Guns, Gold and Slaves

The Ashanti Gunmen

Paul Brinkley

The Glory and the Horror of Battle, Guns, Gold and Slavery in Atlantic West Africa. A ruthless world where only Money and Muskets ruled.
Publication date:
October 2021
Publisher :
Helion and Company
Series :
Musket to Maxim
Format Available     Quantity Price
ISBN : 9781913336400

Dimensions : 234 X 156 mm
Not Yet Published. Available for PreOrder.


• Original coloured artwork of Savannah and Forest Fighting
• Oxford University 1920's Asante Portraits & Basel Mission Victorian Portraits plus original Dane Gun images
• Asante -v- Fante; Battle of The Two Confederacies
• The Complete Picture of Guns, Gold and Slavery in the Forest and at the Castles

Ashanti Gunmen seeks out Gold Coast history primarily from the African view.

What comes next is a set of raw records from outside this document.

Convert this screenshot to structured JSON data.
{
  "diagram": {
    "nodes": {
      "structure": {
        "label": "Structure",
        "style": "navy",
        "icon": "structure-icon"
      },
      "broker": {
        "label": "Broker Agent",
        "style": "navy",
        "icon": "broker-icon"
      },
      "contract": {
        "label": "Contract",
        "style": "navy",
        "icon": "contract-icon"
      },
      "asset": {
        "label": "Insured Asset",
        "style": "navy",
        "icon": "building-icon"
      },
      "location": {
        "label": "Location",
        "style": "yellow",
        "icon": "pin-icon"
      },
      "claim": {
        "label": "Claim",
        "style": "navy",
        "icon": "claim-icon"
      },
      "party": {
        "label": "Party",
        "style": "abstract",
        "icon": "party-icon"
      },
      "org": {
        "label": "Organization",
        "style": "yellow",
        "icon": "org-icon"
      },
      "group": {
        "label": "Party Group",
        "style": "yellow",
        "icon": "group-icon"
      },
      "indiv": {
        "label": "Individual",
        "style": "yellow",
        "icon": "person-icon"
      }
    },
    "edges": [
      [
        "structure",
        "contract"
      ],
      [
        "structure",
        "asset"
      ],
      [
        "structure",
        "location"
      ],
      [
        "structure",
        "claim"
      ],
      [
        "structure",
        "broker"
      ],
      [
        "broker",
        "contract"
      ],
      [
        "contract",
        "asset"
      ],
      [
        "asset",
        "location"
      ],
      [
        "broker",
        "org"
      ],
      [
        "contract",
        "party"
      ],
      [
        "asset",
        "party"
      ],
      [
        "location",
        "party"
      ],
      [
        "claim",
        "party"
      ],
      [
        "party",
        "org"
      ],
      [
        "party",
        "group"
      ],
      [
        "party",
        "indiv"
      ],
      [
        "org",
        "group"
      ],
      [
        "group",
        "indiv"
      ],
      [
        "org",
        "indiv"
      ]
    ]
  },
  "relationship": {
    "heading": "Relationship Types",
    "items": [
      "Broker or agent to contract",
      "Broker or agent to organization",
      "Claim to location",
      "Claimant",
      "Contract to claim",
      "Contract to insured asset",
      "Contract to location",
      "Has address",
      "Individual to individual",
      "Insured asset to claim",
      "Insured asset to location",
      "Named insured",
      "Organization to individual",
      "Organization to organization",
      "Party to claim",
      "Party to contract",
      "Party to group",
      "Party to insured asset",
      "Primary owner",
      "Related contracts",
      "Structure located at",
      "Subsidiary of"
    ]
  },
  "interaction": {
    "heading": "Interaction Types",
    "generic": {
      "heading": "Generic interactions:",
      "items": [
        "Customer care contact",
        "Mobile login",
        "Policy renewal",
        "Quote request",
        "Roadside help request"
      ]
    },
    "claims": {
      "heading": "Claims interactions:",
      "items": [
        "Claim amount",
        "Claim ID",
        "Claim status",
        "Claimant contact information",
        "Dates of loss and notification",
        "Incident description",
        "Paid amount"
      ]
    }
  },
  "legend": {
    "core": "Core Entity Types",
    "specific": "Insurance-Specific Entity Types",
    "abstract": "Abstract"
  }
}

The Black Atlantic Confederacies that battled each other were strong nations, not meek victims of European Traders. In fact their existence and creation depended exactly upon the successful control of, not just participation in, slavery. In that respect the history of Old World Atlantic Africa is often more callous and pragmatic than New World histories, whether black or white, would imagine.

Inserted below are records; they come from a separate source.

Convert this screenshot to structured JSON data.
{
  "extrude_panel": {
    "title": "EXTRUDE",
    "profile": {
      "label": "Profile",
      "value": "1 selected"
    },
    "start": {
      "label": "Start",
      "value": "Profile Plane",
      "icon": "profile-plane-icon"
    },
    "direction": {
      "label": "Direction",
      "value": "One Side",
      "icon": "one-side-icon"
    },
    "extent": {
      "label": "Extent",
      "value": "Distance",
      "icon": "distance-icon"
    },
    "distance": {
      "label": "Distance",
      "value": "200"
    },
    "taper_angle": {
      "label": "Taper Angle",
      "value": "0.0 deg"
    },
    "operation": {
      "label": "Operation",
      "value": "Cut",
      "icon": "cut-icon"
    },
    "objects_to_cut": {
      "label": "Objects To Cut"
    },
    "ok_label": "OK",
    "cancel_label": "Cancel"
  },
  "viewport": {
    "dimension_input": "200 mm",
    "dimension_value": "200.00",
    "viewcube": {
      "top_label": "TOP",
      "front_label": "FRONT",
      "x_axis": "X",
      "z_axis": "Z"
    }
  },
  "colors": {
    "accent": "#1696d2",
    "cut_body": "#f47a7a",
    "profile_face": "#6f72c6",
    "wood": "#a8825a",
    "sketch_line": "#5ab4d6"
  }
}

Perhaps unsurprisingly in Europe the tide of books, save for academic materials, has never primarily focussed upon the voices of Africans. Such new literature as there is usually approaches the matter from Black New World modern perspectives, not objective assessments including contemporary Old World African perspectives. Old Africa was neither all victim nor all innocent. West Africa's history was complex. That was never truer than in the case of the Asante, the Land of Gilded Emperors and gun toting hordes who achieved greater victories against Britain, and for longer, than other African Kingdoms like the Zulus and the Afrikaners.

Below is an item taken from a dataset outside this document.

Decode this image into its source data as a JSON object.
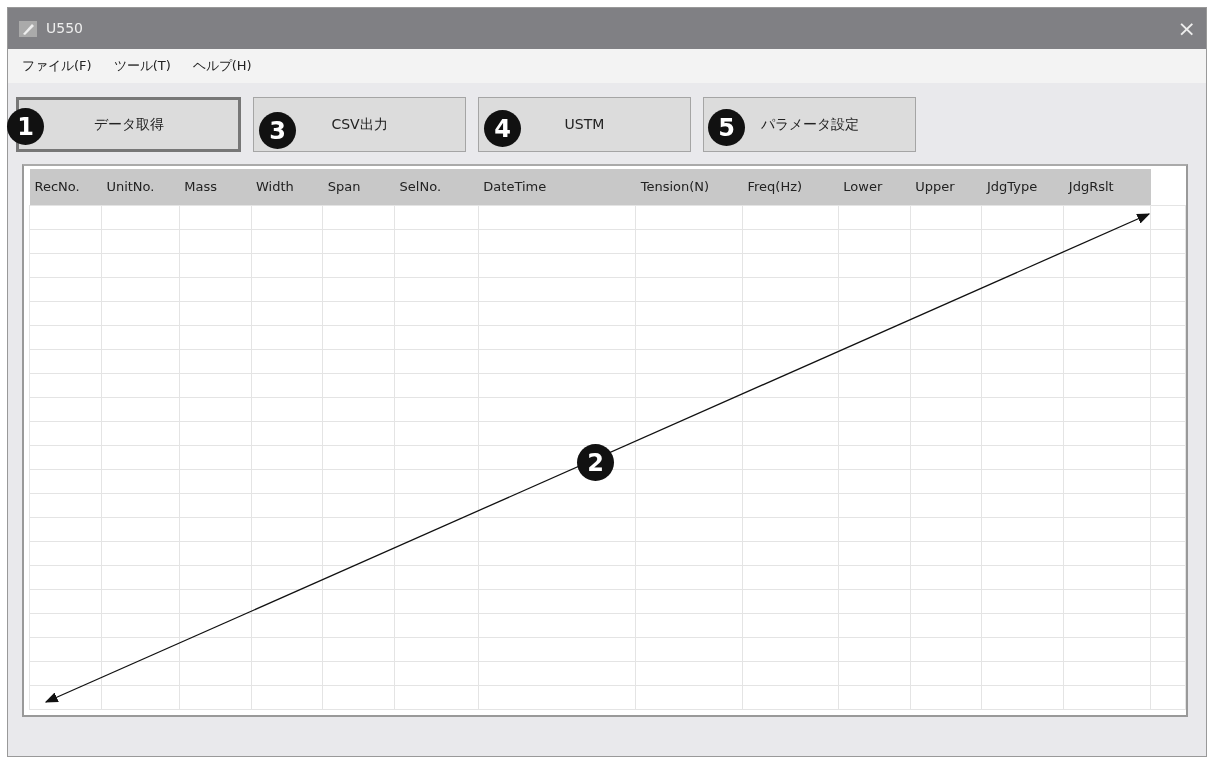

It is a story of many strands touching upon Arab, Black and White Trading Routes. Primarily its focus however is upon the military machine and fighting of the Asante as well as the Fante Middlemen Merchant network connecting with the European Slave Castles at the coast. It also illustrates the increasing host of African enemies ranged against the Asante Battlemen. Theirs was the rainforest and they defended it to the end against British, local African rivals and latterly distant African auxiliaries of Queen Victoria.

It is a story of war drums, gold dust, trade muskets, savage bravery, unforgivable cruelty and unbeatable tradition.